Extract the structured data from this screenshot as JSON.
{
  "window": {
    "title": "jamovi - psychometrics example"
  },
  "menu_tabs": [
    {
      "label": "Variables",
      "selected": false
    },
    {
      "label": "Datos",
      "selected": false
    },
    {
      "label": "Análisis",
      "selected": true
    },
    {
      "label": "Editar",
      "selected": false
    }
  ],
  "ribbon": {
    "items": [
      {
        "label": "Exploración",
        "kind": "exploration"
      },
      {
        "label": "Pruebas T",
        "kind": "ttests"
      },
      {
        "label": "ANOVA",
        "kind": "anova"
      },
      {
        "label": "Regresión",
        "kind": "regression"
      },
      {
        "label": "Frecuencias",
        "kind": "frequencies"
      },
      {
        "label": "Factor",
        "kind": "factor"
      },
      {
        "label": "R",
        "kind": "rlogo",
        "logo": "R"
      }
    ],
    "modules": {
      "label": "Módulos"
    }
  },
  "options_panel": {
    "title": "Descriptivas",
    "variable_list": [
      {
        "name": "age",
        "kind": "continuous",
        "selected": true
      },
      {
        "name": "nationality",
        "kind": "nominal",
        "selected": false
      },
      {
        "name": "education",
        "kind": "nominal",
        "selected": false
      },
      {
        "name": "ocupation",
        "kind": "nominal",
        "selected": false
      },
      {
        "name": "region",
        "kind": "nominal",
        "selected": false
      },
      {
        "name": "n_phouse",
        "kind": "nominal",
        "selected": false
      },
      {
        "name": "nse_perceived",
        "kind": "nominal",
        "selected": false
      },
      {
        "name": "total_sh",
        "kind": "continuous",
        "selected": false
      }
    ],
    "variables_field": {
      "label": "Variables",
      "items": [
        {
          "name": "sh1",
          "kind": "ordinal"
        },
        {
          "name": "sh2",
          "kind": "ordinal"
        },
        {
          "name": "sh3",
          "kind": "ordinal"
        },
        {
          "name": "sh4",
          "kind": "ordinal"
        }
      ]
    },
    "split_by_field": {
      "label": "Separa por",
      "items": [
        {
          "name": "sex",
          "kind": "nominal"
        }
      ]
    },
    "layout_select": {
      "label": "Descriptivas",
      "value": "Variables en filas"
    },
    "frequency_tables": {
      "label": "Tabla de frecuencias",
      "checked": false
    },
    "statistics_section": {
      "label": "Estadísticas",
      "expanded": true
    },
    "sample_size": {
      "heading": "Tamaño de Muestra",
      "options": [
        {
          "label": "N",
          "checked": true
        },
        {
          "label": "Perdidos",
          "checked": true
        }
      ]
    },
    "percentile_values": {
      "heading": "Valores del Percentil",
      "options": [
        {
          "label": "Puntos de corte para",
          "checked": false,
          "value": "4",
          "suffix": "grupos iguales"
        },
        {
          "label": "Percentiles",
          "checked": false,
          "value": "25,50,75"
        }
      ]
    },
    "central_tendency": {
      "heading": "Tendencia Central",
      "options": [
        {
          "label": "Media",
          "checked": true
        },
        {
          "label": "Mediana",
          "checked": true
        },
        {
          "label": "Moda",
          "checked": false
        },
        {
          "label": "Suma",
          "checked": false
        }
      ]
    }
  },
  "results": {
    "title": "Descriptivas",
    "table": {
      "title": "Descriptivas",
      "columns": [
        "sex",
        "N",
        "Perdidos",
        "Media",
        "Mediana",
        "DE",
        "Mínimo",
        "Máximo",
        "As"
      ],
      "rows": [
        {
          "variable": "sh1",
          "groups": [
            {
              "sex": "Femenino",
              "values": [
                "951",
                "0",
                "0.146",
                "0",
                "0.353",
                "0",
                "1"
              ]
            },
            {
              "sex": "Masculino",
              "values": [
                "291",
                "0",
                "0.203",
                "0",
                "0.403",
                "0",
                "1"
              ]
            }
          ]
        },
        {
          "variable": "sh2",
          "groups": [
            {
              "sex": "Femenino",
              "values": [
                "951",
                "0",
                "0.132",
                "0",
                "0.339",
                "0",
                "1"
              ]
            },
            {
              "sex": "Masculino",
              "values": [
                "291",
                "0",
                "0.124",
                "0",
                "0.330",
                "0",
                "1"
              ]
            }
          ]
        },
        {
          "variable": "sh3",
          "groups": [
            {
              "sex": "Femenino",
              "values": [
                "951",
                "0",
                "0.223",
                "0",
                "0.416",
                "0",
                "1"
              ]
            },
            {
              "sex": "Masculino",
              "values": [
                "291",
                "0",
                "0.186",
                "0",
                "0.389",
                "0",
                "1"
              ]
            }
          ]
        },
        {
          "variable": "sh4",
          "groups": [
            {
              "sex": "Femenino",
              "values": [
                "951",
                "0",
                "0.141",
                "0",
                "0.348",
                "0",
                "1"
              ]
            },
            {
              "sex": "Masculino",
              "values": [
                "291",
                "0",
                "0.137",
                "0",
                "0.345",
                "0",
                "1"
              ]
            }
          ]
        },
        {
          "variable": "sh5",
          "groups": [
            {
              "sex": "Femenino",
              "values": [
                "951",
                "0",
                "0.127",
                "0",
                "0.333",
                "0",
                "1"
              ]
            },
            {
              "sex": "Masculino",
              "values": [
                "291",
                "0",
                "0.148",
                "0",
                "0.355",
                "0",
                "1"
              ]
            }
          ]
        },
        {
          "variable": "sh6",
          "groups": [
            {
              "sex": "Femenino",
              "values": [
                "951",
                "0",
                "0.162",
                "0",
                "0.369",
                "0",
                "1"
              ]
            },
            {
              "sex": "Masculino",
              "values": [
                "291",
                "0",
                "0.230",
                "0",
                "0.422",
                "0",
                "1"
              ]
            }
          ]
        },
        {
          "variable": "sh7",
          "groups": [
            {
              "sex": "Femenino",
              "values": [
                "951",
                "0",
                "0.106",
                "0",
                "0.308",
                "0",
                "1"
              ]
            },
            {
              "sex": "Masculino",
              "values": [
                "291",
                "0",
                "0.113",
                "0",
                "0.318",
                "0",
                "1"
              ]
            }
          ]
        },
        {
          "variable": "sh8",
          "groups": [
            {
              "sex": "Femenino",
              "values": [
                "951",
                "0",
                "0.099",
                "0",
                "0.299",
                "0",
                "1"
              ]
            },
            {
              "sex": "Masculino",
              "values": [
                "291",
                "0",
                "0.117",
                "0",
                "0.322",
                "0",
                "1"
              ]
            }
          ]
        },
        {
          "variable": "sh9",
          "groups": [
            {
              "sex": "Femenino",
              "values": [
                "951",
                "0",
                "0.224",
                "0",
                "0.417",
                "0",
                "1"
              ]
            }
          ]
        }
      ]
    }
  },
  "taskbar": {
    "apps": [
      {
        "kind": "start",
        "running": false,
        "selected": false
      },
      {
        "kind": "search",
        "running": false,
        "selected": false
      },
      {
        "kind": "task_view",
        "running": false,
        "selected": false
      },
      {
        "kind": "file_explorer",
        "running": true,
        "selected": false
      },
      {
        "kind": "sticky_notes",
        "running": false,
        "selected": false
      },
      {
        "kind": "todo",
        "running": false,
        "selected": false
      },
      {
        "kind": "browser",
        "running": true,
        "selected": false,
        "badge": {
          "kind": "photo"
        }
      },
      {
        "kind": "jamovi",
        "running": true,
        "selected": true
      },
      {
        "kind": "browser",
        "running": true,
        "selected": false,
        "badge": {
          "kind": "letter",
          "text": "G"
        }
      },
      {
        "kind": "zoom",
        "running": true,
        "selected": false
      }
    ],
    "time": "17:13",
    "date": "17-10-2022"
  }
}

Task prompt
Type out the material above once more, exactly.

Response
Extract the structured data from this screenshot as JSON.
{
  "window": {
    "title": "jamovi - psychometrics example"
  },
  "menu_tabs": [
    {
      "label": "Variables",
      "selected": false
    },
    {
      "label": "Datos",
      "selected": false
    },
    {
      "label": "Análisis",
      "selected": true
    },
    {
      "label": "Editar",
      "selected": false
    }
  ],
  "ribbon": {
    "items": [
      {
        "label": "Exploración",
        "kind": "exploration"
      },
      {
        "label": "Pruebas T",
        "kind": "ttests"
      },
      {
        "label": "ANOVA",
        "kind": "anova"
      },
      {
        "label": "Regresión",
        "kind": "regression"
      },
      {
        "label": "Frecuencias",
        "kind": "frequencies"
      },
      {
        "label": "Factor",
        "kind": "factor"
      },
      {
        "label": "R",
        "kind": "rlogo",
        "logo": "R"
      }
    ],
    "modules": {
      "label": "Módulos"
    }
  },
  "options_panel": {
    "title": "Descriptivas",
    "variable_list": [
      {
        "name": "age",
        "kind": "continuous",
        "selected": true
      },
      {
        "name": "nationality",
        "kind": "nominal",
        "selected": false
      },
      {
        "name": "education",
        "kind": "nominal",
        "selected": false
      },
      {
        "name": "ocupation",
        "kind": "nominal",
        "selected": false
      },
      {
        "name": "region",
        "kind": "nominal",
        "selected": false
      },
      {
        "name": "n_phouse",
        "kind": "nominal",
        "selected": false
      },
      {
        "name": "nse_perceived",
        "kind": "nominal",
        "selected": false
      },
      {
        "name": "total_sh",
        "kind": "continuous",
        "selected": false
      }
    ],
    "variables_field": {
      "label": "Variables",
      "items": [
        {
          "name": "sh1",
          "kind": "ordinal"
        },
        {
          "name": "sh2",
          "kind": "ordinal"
        },
        {
          "name": "sh3",
          "kind": "ordinal"
        },
        {
          "name": "sh4",
          "kind": "ordinal"
        }
      ]
    },
    "split_by_field": {
      "label": "Separa por",
      "items": [
        {
          "name": "sex",
          "kind": "nominal"
        }
      ]
    },
    "layout_select": {
      "label": "Descriptivas",
      "value": "Variables en filas"
    },
    "frequency_tables": {
      "label": "Tabla de frecuencias",
      "checked": false
    },
    "statistics_section": {
      "label": "Estadísticas",
      "expanded": true
    },
    "sample_size": {
      "heading": "Tamaño de Muestra",
      "options": [
        {
          "label": "N",
          "checked": true
        },
        {
          "label": "Perdidos",
          "checked": true
        }
      ]
    },
    "percentile_values": {
      "heading": "Valores del Percentil",
      "options": [
        {
          "label": "Puntos de corte para",
          "checked": false,
          "value": "4",
          "suffix": "grupos iguales"
        },
        {
          "label": "Percentiles",
          "checked": false,
          "value": "25,50,75"
        }
      ]
    },
    "central_tendency": {
      "heading": "Tendencia Central",
      "options": [
        {
          "label": "Media",
          "checked": true
        },
        {
          "label": "Mediana",
          "checked": true
        },
        {
          "label": "Moda",
          "checked": false
        },
        {
          "label": "Suma",
          "checked": false
        }
      ]
    }
  },
  "results": {
    "title": "Descriptivas",
    "table": {
      "title": "Descriptivas",
      "columns": [
        "sex",
        "N",
        "Perdidos",
        "Media",
        "Mediana",
        "DE",
        "Mínimo",
        "Máximo",
        "As"
      ],
      "rows": [
        {
          "variable": "sh1",
          "groups": [
            {
              "sex": "Femenino",
              "values": [
                "951",
                "0",
                "0.146",
                "0",
                "0.353",
                "0",
                "1"
              ]
            },
            {
              "sex": "Masculino",
              "values": [
                "291",
                "0",
                "0.203",
                "0",
                "0.403",
                "0",
                "1"
              ]
            }
          ]
        },
        {
          "variable": "sh2",
          "groups": [
            {
              "sex": "Femenino",
              "values": [
                "951",
                "0",
                "0.132",
                "0",
                "0.339",
                "0",
                "1"
              ]
            },
            {
              "sex": "Masculino",
              "values": [
                "291",
                "0",
                "0.124",
                "0",
                "0.330",
                "0",
                "1"
              ]
            }
          ]
        },
        {
          "variable": "sh3",
          "groups": [
            {
              "sex": "Femenino",
              "values": [
                "951",
                "0",
                "0.223",
                "0",
                "0.416",
                "0",
                "1"
              ]
            },
            {
              "sex": "Masculino",
              "values": [
                "291",
                "0",
                "0.186",
                "0",
                "0.389",
                "0",
                "1"
              ]
            }
          ]
        },
        {
          "variable": "sh4",
          "groups": [
            {
              "sex": "Femenino",
              "values": [
                "951",
                "0",
                "0.141",
                "0",
                "0.348",
                "0",
                "1"
              ]
            },
            {
              "sex": "Masculino",
              "values": [
                "291",
                "0",
                "0.137",
                "0",
                "0.345",
                "0",
                "1"
              ]
            }
          ]
        },
        {
          "variable": "sh5",
          "groups": [
            {
              "sex": "Femenino",
              "values": [
                "951",
                "0",
                "0.127",
                "0",
                "0.333",
                "0",
                "1"
              ]
            },
            {
              "sex": "Masculino",
              "values": [
                "291",
                "0",
                "0.148",
                "0",
                "0.355",
                "0",
                "1"
              ]
            }
          ]
        },
        {
          "variable": "sh6",
          "groups": [
            {
              "sex": "Femenino",
              "values": [
                "951",
                "0",
                "0.162",
                "0",
                "0.369",
                "0",
                "1"
              ]
            },
            {
              "sex": "Masculino",
              "values": [
                "291",
                "0",
                "0.230",
                "0",
                "0.422",
                "0",
                "1"
              ]
            }
          ]
        },
        {
          "variable": "sh7",
          "groups": [
            {
              "sex": "Femenino",
              "values": [
                "951",
                "0",
                "0.106",
                "0",
                "0.308",
                "0",
                "1"
              ]
            },
            {
              "sex": "Masculino",
              "values": [
                "291",
                "0",
                "0.113",
                "0",
                "0.318",
                "0",
                "1"
              ]
            }
          ]
        },
        {
          "variable": "sh8",
          "groups": [
            {
              "sex": "Femenino",
              "values": [
                "951",
                "0",
                "0.099",
                "0",
                "0.299",
                "0",
                "1"
              ]
            },
            {
              "sex": "Masculino",
              "values": [
                "291",
                "0",
                "0.117",
                "0",
                "0.322",
                "0",
                "1"
              ]
            }
          ]
        },
        {
          "variable": "sh9",
          "groups": [
            {
              "sex": "Femenino",
              "values": [
                "951",
                "0",
                "0.224",
                "0",
                "0.417",
                "0",
                "1"
              ]
            }
          ]
        }
      ]
    }
  },
  "taskbar": {
    "apps": [
      {
        "kind": "start",
        "running": false,
        "selected": false
      },
      {
        "kind": "search",
        "running": false,
        "selected": false
      },
      {
        "kind": "task_view",
        "running": false,
        "selected": false
      },
      {
        "kind": "file_explorer",
        "running": true,
        "selected": false
      },
      {
        "kind": "sticky_notes",
        "running": false,
        "selected": false
      },
      {
        "kind": "todo",
        "running": false,
        "selected": false
      },
      {
        "kind": "browser",
        "running": true,
        "selected": false,
        "badge": {
          "kind": "photo"
        }
      },
      {
        "kind": "jamovi",
        "running": true,
        "selected": true
      },
      {
        "kind": "browser",
        "running": true,
        "selected": false,
        "badge": {
          "kind": "letter",
          "text": "G"
        }
      },
      {
        "kind": "zoom",
        "running": true,
        "selected": false
      }
    ],
    "time": "17:13",
    "date": "17-10-2022"
  }
}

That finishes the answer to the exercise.